◆ Data about app and page elements:
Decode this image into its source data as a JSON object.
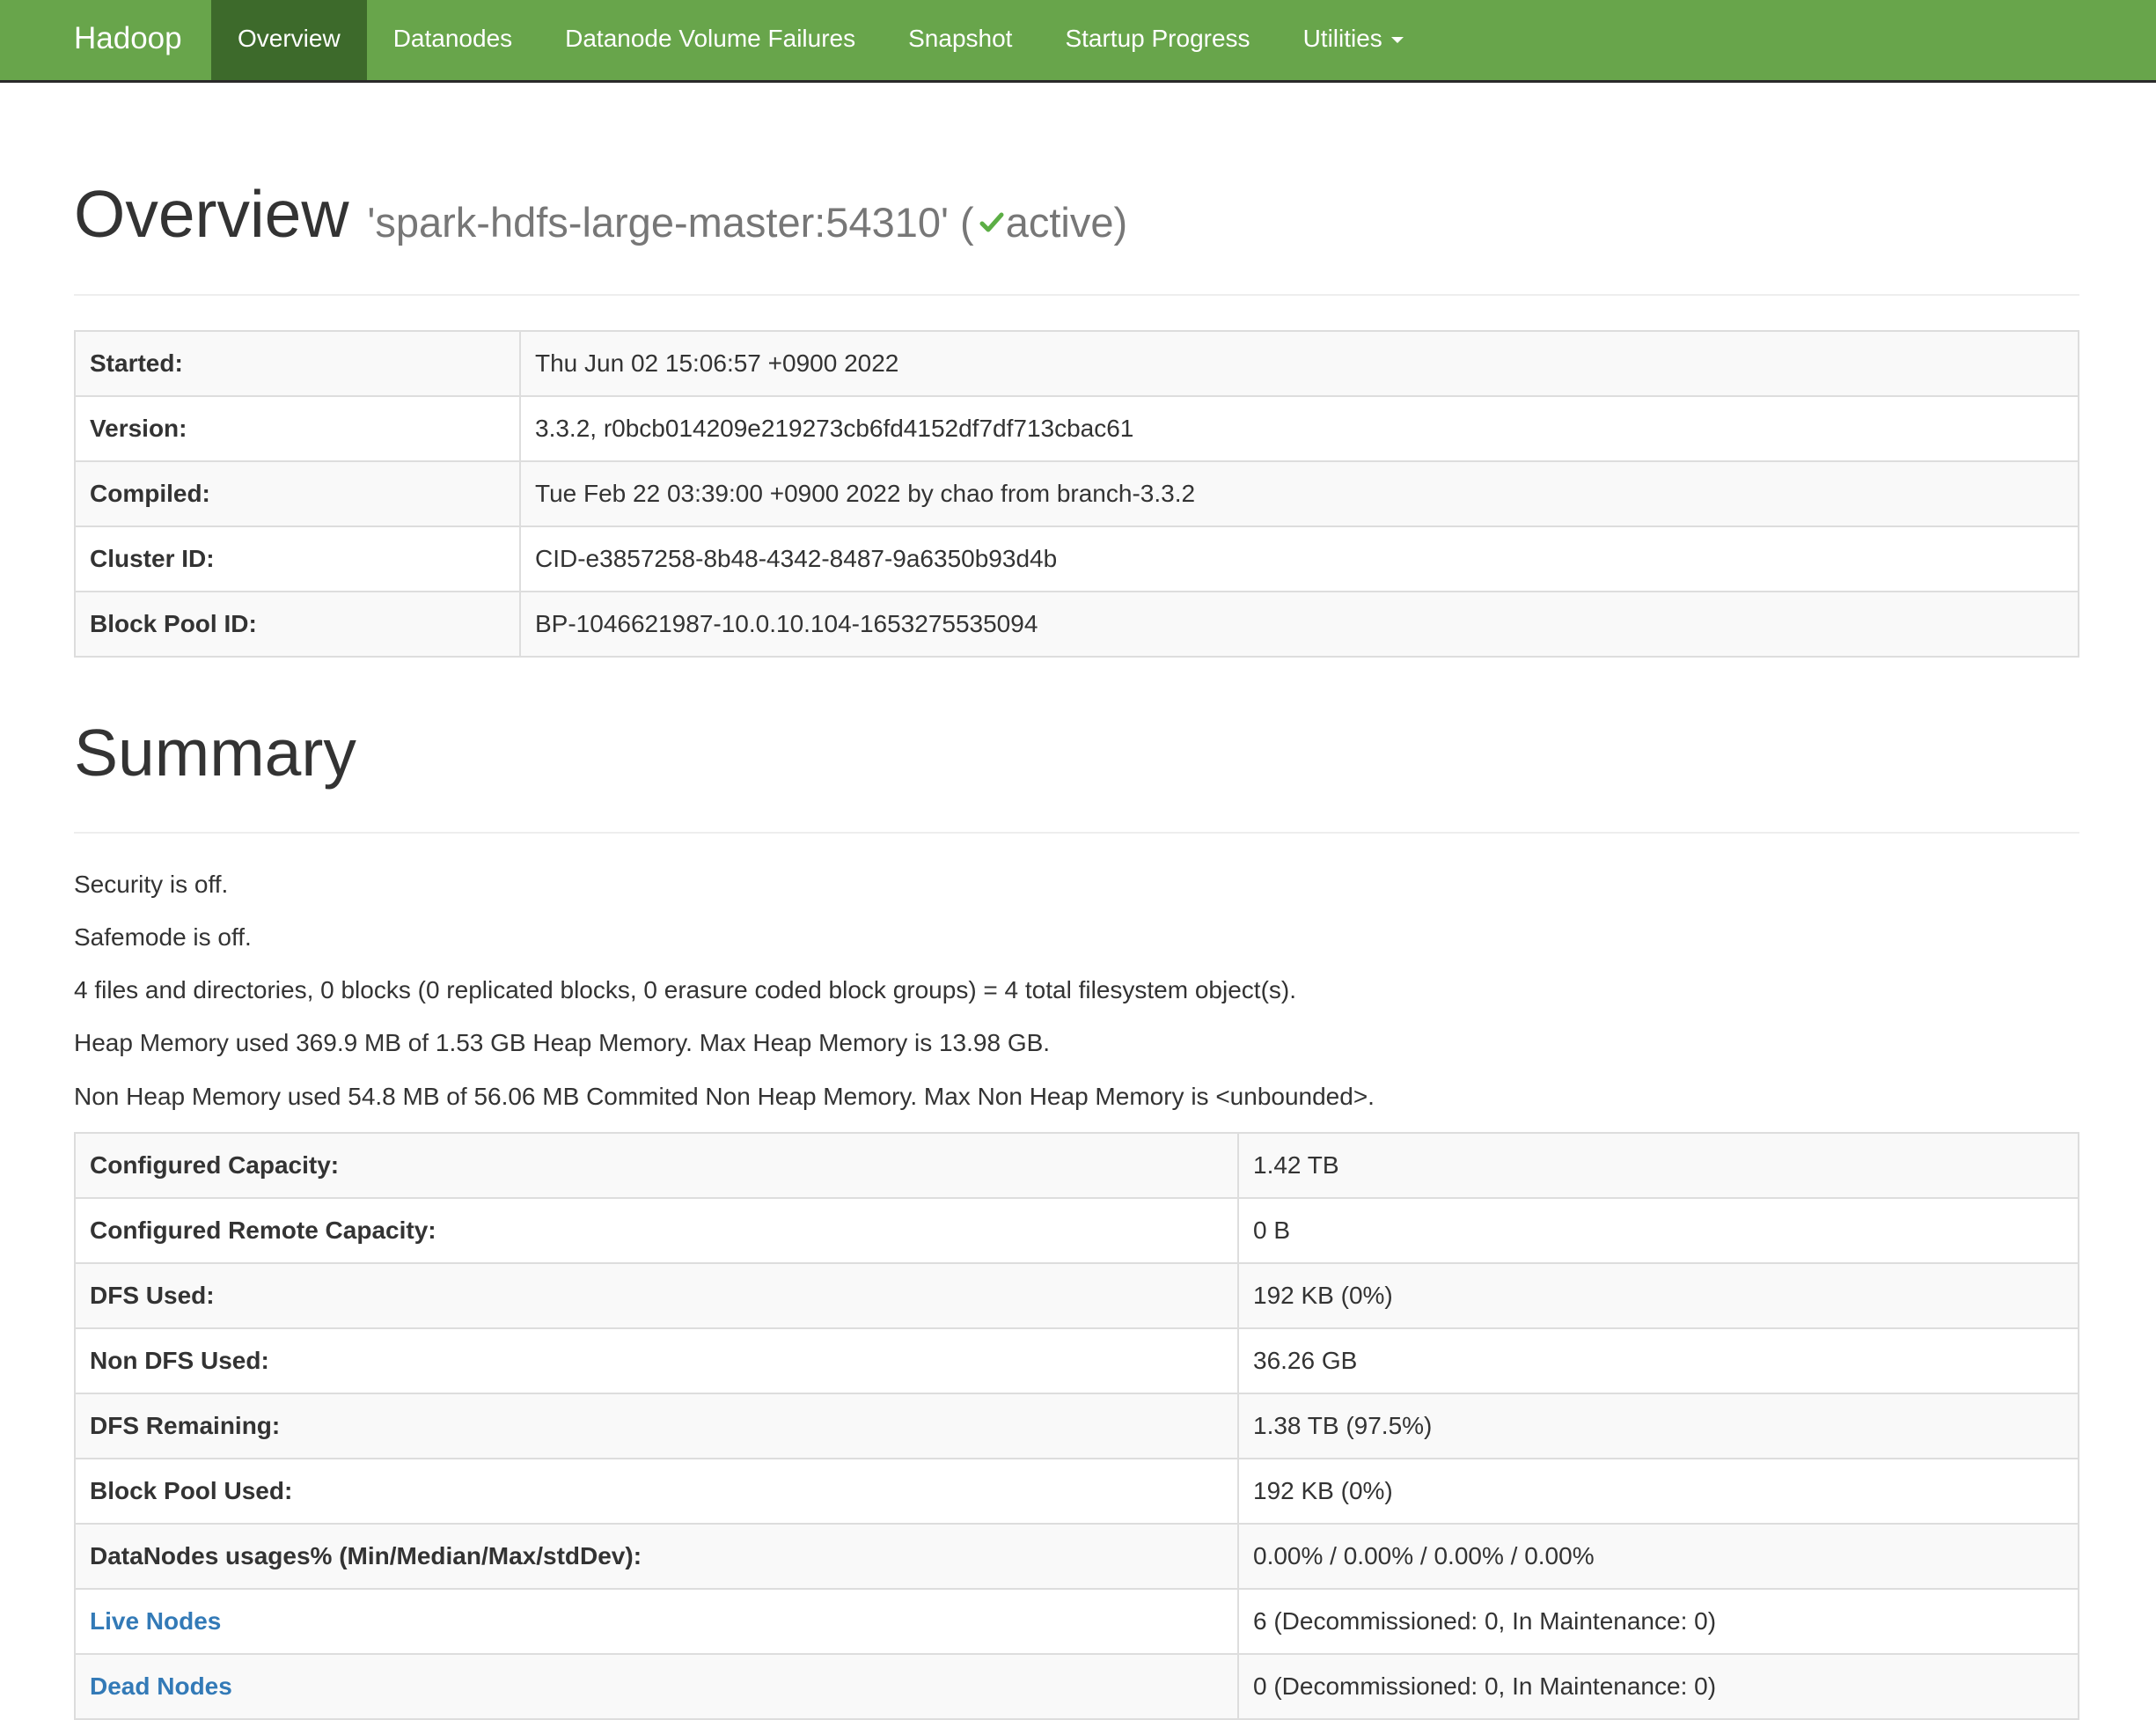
{
  "navbar": {
    "brand": "Hadoop",
    "items": [
      {
        "label": "Overview"
      },
      {
        "label": "Datanodes"
      },
      {
        "label": "Datanode Volume Failures"
      },
      {
        "label": "Snapshot"
      },
      {
        "label": "Startup Progress"
      },
      {
        "label": "Utilities"
      }
    ]
  },
  "overview": {
    "title": "Overview",
    "host": "'spark-hdfs-large-master:54310'",
    "open_paren": "(",
    "state": "active)",
    "rows": [
      {
        "key": "Started:",
        "value": "Thu Jun 02 15:06:57 +0900 2022"
      },
      {
        "key": "Version:",
        "value": "3.3.2, r0bcb014209e219273cb6fd4152df7df713cbac61"
      },
      {
        "key": "Compiled:",
        "value": "Tue Feb 22 03:39:00 +0900 2022 by chao from branch-3.3.2"
      },
      {
        "key": "Cluster ID:",
        "value": "CID-e3857258-8b48-4342-8487-9a6350b93d4b"
      },
      {
        "key": "Block Pool ID:",
        "value": "BP-1046621987-10.0.10.104-1653275535094"
      }
    ]
  },
  "summary": {
    "title": "Summary",
    "lines": [
      "Security is off.",
      "Safemode is off.",
      "4 files and directories, 0 blocks (0 replicated blocks, 0 erasure coded block groups) = 4 total filesystem object(s).",
      "Heap Memory used 369.9 MB of 1.53 GB Heap Memory. Max Heap Memory is 13.98 GB.",
      "Non Heap Memory used 54.8 MB of 56.06 MB Commited Non Heap Memory. Max Non Heap Memory is <unbounded>."
    ],
    "rows": [
      {
        "key": "Configured Capacity:",
        "value": "1.42 TB"
      },
      {
        "key": "Configured Remote Capacity:",
        "value": "0 B"
      },
      {
        "key": "DFS Used:",
        "value": "192 KB (0%)"
      },
      {
        "key": "Non DFS Used:",
        "value": "36.26 GB"
      },
      {
        "key": "DFS Remaining:",
        "value": "1.38 TB (97.5%)"
      },
      {
        "key": "Block Pool Used:",
        "value": "192 KB (0%)"
      },
      {
        "key": "DataNodes usages% (Min/Median/Max/stdDev):",
        "value": "0.00% / 0.00% / 0.00% / 0.00%"
      },
      {
        "key": "Live Nodes",
        "value": "6 (Decommissioned: 0, In Maintenance: 0)"
      },
      {
        "key": "Dead Nodes",
        "value": "0 (Decommissioned: 0, In Maintenance: 0)"
      }
    ]
  },
  "colors": {
    "navbar": "#68a54b",
    "navbar_active": "#3d6a2b",
    "link": "#337ab7",
    "check": "#5cae45"
  }
}
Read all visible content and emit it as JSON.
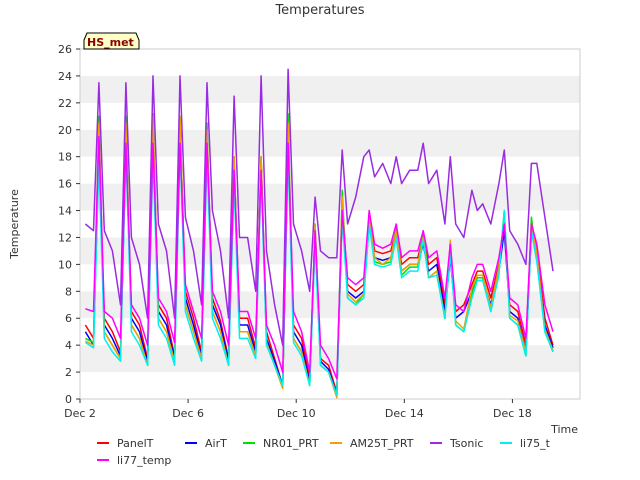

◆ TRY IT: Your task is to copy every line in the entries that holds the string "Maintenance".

◆ OUTPUT BELOW:
        "value": "6 (Decommissioned: 0, In Maintenance: 0)"
        "value": "0 (Decommissioned: 0, In Maintenance: 0)"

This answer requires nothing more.